Task instructions
Locate the string "name" in the records below. Copy every line where it occurs.
════════════════════
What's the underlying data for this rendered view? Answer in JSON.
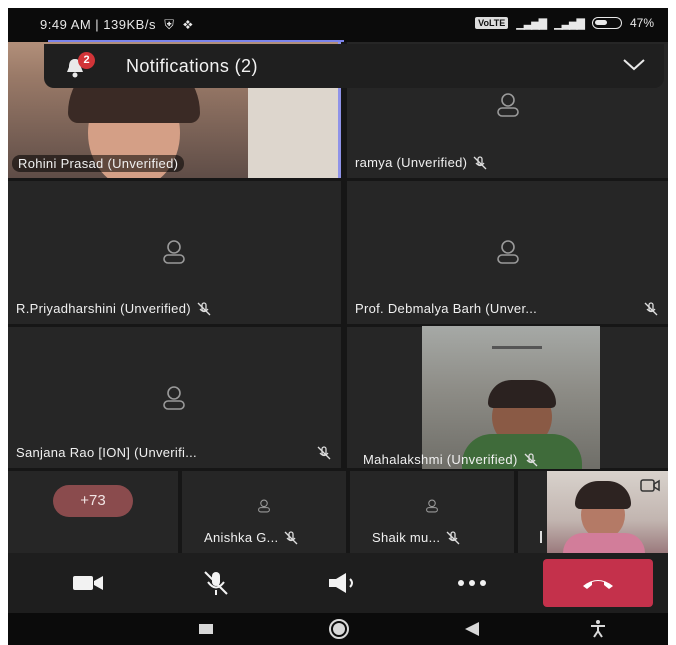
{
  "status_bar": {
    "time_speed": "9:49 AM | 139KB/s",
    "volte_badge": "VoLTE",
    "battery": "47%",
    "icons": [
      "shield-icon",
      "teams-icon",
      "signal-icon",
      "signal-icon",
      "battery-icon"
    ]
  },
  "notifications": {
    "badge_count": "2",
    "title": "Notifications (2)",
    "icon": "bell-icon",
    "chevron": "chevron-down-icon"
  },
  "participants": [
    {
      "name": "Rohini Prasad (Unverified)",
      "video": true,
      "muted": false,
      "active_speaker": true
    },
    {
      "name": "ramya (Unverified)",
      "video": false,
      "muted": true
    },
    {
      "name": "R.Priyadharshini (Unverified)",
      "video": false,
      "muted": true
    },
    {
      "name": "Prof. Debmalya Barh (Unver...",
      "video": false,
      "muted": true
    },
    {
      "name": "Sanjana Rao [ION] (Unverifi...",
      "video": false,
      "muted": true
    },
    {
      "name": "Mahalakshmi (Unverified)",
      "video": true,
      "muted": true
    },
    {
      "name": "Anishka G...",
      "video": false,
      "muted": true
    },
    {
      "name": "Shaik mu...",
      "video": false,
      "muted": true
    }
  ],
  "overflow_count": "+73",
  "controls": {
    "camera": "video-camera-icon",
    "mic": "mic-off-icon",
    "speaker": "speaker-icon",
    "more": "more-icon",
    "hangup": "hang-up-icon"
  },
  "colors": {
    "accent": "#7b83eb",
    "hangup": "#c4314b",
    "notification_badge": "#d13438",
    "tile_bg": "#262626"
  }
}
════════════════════
Output for this exercise
      "name": "Rohini Prasad (Unverified)",
      "name": "ramya (Unverified)",
      "name": "R.Priyadharshini (Unverified)",
      "name": "Prof. Debmalya Barh (Unver...",
      "name": "Sanjana Rao [ION] (Unverifi...",
      "name": "Mahalakshmi (Unverified)",
      "name": "Anishka G...",
      "name": "Shaik mu...",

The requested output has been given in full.